Problem requirements: Scan the entries below. Report each line where the string "position" occurs.

Information provided:

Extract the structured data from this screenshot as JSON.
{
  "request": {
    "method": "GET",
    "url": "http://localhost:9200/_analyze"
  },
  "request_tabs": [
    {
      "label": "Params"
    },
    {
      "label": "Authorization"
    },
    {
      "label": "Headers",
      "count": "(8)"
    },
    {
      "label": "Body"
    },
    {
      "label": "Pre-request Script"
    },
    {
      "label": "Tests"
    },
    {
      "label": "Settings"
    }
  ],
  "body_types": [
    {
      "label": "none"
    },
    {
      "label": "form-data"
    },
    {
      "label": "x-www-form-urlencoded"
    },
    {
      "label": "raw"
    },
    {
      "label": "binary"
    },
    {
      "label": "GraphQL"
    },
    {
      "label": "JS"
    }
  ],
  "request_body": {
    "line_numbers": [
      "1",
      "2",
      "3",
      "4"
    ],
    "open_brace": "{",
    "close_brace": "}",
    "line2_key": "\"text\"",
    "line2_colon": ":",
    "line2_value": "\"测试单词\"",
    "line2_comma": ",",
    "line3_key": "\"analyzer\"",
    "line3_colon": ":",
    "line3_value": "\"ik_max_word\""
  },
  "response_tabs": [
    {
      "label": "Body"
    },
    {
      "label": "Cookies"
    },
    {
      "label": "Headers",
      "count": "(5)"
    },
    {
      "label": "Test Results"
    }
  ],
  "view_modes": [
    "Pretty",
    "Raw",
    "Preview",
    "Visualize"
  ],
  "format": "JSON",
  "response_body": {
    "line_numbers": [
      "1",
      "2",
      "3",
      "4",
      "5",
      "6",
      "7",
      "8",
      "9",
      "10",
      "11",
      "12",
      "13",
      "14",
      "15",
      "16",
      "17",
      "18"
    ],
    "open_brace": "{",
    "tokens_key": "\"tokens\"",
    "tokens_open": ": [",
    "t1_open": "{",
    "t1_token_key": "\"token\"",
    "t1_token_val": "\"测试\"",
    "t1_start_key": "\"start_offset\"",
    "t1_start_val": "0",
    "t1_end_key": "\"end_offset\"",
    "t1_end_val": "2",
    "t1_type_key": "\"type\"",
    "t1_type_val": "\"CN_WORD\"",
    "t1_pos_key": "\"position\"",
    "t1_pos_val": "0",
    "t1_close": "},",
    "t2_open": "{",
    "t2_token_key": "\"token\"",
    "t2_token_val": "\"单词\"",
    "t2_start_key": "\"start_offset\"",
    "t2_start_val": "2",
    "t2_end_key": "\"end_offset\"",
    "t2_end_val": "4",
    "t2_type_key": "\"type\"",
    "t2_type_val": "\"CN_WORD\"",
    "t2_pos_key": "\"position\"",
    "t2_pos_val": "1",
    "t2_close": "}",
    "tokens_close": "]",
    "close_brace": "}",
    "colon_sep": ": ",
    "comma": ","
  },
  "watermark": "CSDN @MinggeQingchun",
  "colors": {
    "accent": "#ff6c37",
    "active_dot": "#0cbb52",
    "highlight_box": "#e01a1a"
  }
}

Solution:
    "t1_pos_key": "\"position\"",
    "t2_pos_key": "\"position\"",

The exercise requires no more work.